Internet radio station Pandora, hamstrung by international licensing constraints, says it does not know when it will resume streaming services to Australia.
Australian users who have tried to access the site have been blocked from accessing the streaming service. Instead they are greeted with a Pandora message saying it can "no longer allow access to Pandora for most listeners located outside of the U.S".
U.S.-based Pandora stopped streaming to international listeners last month. This decision was brought about by the March verdict of the Copyright Royalty Board (CRB), which oversees sound recording royalties paid by Internet radio services, to almost triple Internet radio's royalty rate.
In 2005 the royalty rate was 7/100 of a US cent per song streamed. The 2010 rate will be 19/100 of a cent per song streamed. Previously, smaller webcasters could calculate royalties as a percentage of revenue. However, that option was voted against by the CRB.
"Since Pandora started, we've been committed to respecting musicians, songwriters and their publishers, and while it's driving us crazy that we have to limit international access for now, we think it's the right thing to do so that we can provide sustainable international access in the future," said Ian Ellison, a spokesperson at Pandora.
"Our hope is that this situation really shows the need for international licensing reform. The lack of a functional, centralized licensing scheme [outside the U.S., which is the only country that has a statutory ("one-stop") licensing scheme for internet radio] is clearly detrimental to both musicians and listeners, but we need to abide by the existing laws until we can change the system or reach individual agreements in each country."
Ellison said the company now has to speak to authorities in Australia and elsewhere, specifically those responsible for performance and mechanical (publishing) royalties.
"In many cases, there will be a national organization for one, but not both, of these types of royalties, which is where this process really gets time-consuming.
Pandora calls itself a music discovery service and is designed to tailor music to a person's musical taste. The service is powered by the Music Genome Project, a project started seven years ago by Pandora founder by Tim Westergren, to capture the musical DNA of songs using a large team of highly-trained musicians.

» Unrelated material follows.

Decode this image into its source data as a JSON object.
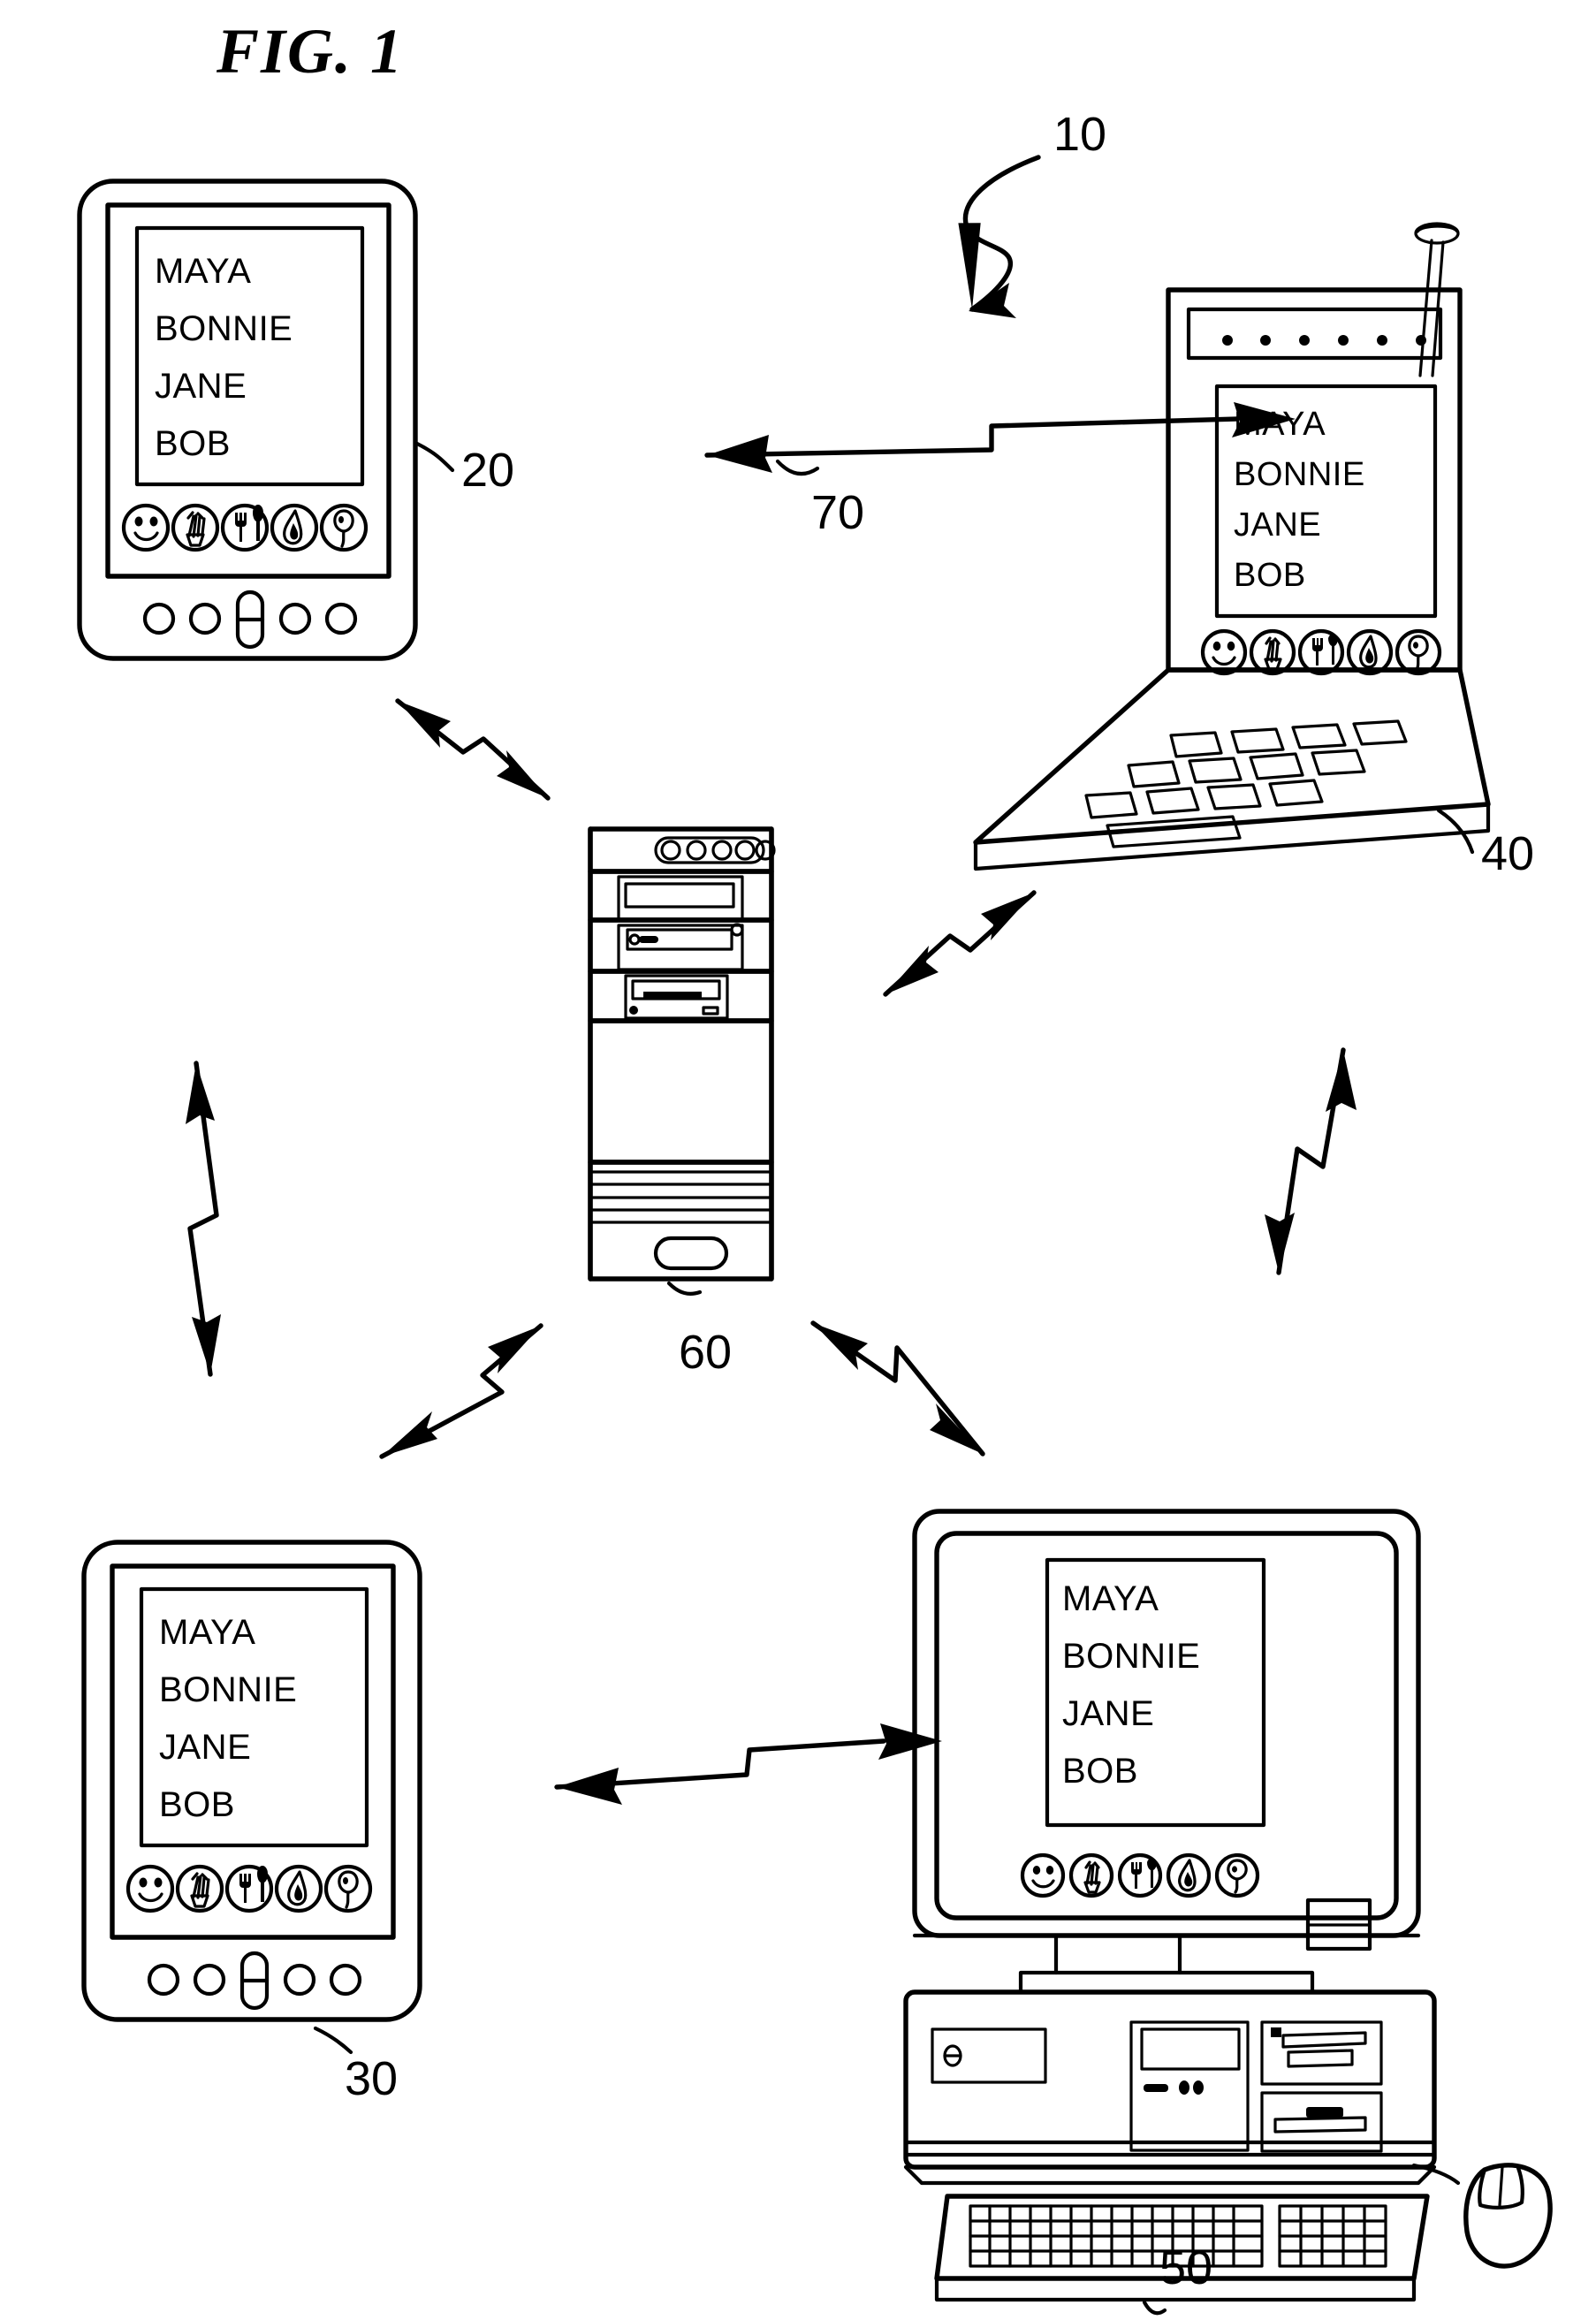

It offers both a free and paid for service. The free service is accompanied by advertising. International users on the paid service have been issued with a pro-rated refund.